◆ WORK INSTRUCTION
Whenever a line in the entries includes the word "main", copy that line out.

◆ INFORMATION SUPPLIED
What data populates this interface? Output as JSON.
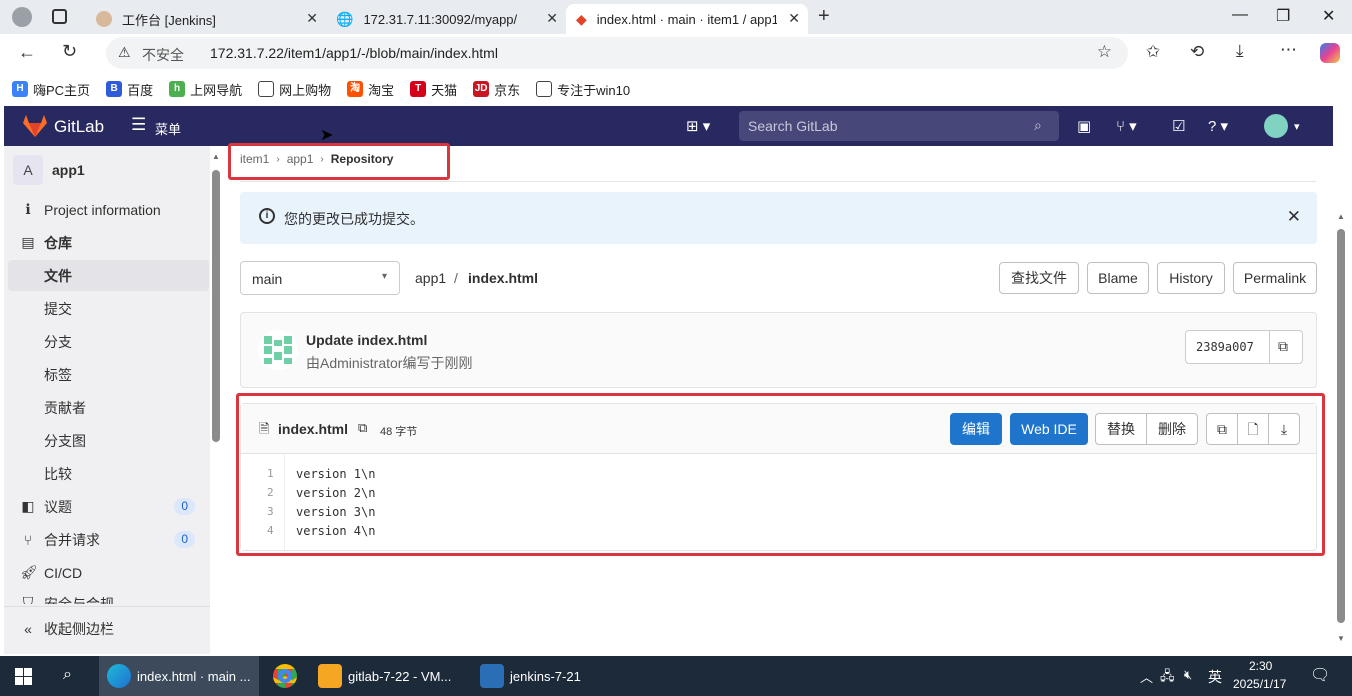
{
  "browser": {
    "tabs": [
      {
        "label": "工作台 [Jenkins]"
      },
      {
        "label": "172.31.7.11:30092/myapp/"
      },
      {
        "label": "index.html · main · item1 / app1 ·"
      }
    ],
    "security_label": "不安全",
    "url": "172.31.7.22/item1/app1/-/blob/main/index.html",
    "bookmarks": [
      "嗨PC主页",
      "百度",
      "上网导航",
      "网上购物",
      "淘宝",
      "天猫",
      "京东",
      "专注于win10"
    ]
  },
  "gitlab": {
    "brand": "GitLab",
    "menu_label": "菜单",
    "search_placeholder": "Search GitLab"
  },
  "sidebar": {
    "project_avatar": "A",
    "project_name": "app1",
    "items": [
      {
        "label": "Project information",
        "icon": "info-icon"
      },
      {
        "label": "仓库",
        "icon": "repository-icon"
      },
      {
        "label": "文件"
      },
      {
        "label": "提交"
      },
      {
        "label": "分支"
      },
      {
        "label": "标签"
      },
      {
        "label": "贡献者"
      },
      {
        "label": "分支图"
      },
      {
        "label": "比较"
      },
      {
        "label": "议题",
        "icon": "issues-icon",
        "count": "0"
      },
      {
        "label": "合并请求",
        "icon": "merge-request-icon",
        "count": "0"
      },
      {
        "label": "CI/CD",
        "icon": "rocket-icon"
      },
      {
        "label": "安全与合规",
        "icon": "shield-icon"
      }
    ],
    "collapse_label": "收起侧边栏"
  },
  "main": {
    "breadcrumb": [
      "item1",
      "app1",
      "Repository"
    ],
    "alert": "您的更改已成功提交。",
    "branch": "main",
    "path_dir": "app1",
    "path_sep": "/",
    "path_file": "index.html",
    "actions": [
      "查找文件",
      "Blame",
      "History",
      "Permalink"
    ],
    "commit": {
      "title": "Update index.html",
      "author_line": "由Administrator编写于刚刚",
      "sha": "2389a007"
    },
    "file": {
      "name": "index.html",
      "size": "48 字节",
      "edit_label": "编辑",
      "webide_label": "Web IDE",
      "replace_label": "替换",
      "delete_label": "删除",
      "lines": [
        {
          "num": "1",
          "text": "version 1\\n"
        },
        {
          "num": "2",
          "text": "version 2\\n"
        },
        {
          "num": "3",
          "text": "version 3\\n"
        },
        {
          "num": "4",
          "text": "version 4\\n"
        }
      ]
    }
  },
  "taskbar": {
    "items": [
      "index.html · main ...",
      "gitlab-7-22 - VM...",
      "jenkins-7-21"
    ],
    "ime": "英",
    "time": "2:30",
    "date": "2025/1/17"
  },
  "colors": {
    "header": "#292961",
    "primary": "#1f75cb",
    "highlight": "#d9363e",
    "alert_bg": "#e9f3fc"
  }
}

◆ EXERCISE ANSWER
        "label": "index.html · main · item1 / app1 ·"
    "url": "172.31.7.22/item1/app1/-/blob/main/index.html",
  "main": {
    "branch": "main",
      "index.html · main ...",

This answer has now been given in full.